**WHAT YOU HAVE TO DO**
Give the count of lines in the data that include "gradle", with no other words.

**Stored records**
━━━━━━━━━━━━━━━━

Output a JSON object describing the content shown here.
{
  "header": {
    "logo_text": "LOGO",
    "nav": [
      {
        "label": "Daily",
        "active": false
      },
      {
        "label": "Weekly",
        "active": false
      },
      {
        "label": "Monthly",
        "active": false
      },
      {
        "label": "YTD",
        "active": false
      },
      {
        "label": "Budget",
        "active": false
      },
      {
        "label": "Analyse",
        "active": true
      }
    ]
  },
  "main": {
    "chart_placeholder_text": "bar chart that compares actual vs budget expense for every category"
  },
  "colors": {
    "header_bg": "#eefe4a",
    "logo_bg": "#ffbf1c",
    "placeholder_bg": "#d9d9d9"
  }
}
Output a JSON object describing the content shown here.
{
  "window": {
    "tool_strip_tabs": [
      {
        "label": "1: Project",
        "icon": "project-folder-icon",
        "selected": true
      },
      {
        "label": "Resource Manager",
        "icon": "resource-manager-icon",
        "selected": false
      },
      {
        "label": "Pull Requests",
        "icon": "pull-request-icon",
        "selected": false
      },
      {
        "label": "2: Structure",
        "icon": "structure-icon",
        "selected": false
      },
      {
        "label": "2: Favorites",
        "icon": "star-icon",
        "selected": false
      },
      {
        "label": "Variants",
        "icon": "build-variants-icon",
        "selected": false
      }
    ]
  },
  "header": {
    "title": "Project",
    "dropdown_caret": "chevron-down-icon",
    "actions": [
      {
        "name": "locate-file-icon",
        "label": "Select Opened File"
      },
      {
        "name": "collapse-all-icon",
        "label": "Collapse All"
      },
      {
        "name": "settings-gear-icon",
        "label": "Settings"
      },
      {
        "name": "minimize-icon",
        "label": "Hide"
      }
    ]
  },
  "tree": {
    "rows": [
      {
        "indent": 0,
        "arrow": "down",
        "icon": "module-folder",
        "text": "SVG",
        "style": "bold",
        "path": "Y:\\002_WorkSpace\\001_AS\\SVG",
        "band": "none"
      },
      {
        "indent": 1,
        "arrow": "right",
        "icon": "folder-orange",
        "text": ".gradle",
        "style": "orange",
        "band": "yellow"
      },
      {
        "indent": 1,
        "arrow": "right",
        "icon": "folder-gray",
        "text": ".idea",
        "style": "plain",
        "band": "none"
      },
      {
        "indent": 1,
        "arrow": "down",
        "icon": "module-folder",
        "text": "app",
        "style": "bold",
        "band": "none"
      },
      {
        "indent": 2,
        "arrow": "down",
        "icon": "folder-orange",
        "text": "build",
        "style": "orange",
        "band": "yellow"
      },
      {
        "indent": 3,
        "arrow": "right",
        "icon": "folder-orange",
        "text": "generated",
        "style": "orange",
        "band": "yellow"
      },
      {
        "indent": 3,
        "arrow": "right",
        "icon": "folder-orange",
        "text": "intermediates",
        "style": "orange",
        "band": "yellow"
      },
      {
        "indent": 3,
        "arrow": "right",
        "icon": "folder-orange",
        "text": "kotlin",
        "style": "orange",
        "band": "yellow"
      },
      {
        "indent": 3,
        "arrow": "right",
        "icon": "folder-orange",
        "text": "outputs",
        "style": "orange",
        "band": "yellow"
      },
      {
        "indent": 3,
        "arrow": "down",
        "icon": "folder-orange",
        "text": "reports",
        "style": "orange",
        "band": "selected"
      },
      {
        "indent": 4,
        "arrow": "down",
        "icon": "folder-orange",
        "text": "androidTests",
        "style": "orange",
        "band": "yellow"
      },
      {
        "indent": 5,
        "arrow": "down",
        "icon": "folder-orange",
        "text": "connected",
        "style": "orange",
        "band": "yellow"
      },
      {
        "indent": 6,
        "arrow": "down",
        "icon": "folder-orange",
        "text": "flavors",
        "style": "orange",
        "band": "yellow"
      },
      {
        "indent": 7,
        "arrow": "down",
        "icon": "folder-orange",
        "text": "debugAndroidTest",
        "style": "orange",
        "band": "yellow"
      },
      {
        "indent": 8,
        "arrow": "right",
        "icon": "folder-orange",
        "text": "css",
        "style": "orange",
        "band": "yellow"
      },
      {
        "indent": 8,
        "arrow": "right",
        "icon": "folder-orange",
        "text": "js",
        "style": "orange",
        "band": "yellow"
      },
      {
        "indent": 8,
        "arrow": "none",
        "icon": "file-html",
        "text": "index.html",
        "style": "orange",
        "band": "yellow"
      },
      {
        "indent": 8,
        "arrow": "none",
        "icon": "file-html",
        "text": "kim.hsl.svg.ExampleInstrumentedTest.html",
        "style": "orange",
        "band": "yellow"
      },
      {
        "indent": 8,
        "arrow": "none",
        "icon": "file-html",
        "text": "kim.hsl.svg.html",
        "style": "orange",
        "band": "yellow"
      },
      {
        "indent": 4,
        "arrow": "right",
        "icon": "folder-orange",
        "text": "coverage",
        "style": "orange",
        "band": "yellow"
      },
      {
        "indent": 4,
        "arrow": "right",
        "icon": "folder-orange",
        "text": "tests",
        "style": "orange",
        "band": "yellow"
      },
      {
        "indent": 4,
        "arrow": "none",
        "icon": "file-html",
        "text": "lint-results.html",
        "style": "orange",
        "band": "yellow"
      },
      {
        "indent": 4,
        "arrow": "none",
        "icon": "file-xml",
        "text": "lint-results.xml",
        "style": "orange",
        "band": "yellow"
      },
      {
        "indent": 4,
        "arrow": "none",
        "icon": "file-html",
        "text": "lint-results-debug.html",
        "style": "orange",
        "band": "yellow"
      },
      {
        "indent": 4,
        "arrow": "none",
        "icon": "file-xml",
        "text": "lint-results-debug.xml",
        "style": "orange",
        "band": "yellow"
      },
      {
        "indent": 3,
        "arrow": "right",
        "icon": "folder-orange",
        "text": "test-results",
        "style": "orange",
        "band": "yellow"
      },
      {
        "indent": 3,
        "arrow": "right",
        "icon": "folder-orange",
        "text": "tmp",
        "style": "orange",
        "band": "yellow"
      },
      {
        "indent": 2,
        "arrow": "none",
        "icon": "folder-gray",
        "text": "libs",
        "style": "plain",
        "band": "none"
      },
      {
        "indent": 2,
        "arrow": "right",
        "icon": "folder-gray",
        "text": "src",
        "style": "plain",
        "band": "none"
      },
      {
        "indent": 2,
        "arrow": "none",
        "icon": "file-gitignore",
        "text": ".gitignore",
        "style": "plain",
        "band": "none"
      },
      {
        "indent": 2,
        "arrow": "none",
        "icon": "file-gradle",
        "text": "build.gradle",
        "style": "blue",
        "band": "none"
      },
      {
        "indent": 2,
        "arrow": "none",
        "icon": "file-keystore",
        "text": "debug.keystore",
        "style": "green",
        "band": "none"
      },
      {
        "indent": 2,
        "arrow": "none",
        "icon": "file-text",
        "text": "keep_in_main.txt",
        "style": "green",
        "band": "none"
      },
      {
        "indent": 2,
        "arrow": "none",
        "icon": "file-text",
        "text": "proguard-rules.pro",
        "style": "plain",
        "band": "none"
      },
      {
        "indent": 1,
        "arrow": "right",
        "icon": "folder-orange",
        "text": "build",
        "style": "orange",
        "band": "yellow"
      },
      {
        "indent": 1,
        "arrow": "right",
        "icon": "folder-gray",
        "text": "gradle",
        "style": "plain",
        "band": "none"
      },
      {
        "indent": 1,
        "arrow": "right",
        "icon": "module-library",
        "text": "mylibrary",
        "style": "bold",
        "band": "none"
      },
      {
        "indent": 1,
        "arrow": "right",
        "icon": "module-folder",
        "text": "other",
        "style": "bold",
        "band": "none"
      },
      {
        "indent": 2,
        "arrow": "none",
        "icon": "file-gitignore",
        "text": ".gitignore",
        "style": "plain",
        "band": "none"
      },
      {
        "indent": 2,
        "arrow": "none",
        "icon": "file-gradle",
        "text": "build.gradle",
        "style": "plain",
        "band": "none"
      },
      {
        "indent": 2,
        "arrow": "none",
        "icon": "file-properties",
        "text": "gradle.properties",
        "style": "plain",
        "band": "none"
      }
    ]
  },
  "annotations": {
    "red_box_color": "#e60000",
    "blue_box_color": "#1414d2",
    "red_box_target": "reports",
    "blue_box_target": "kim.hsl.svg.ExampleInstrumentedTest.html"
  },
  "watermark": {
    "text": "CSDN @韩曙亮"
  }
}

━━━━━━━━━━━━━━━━

**RESPONSE TO THE TASK**
7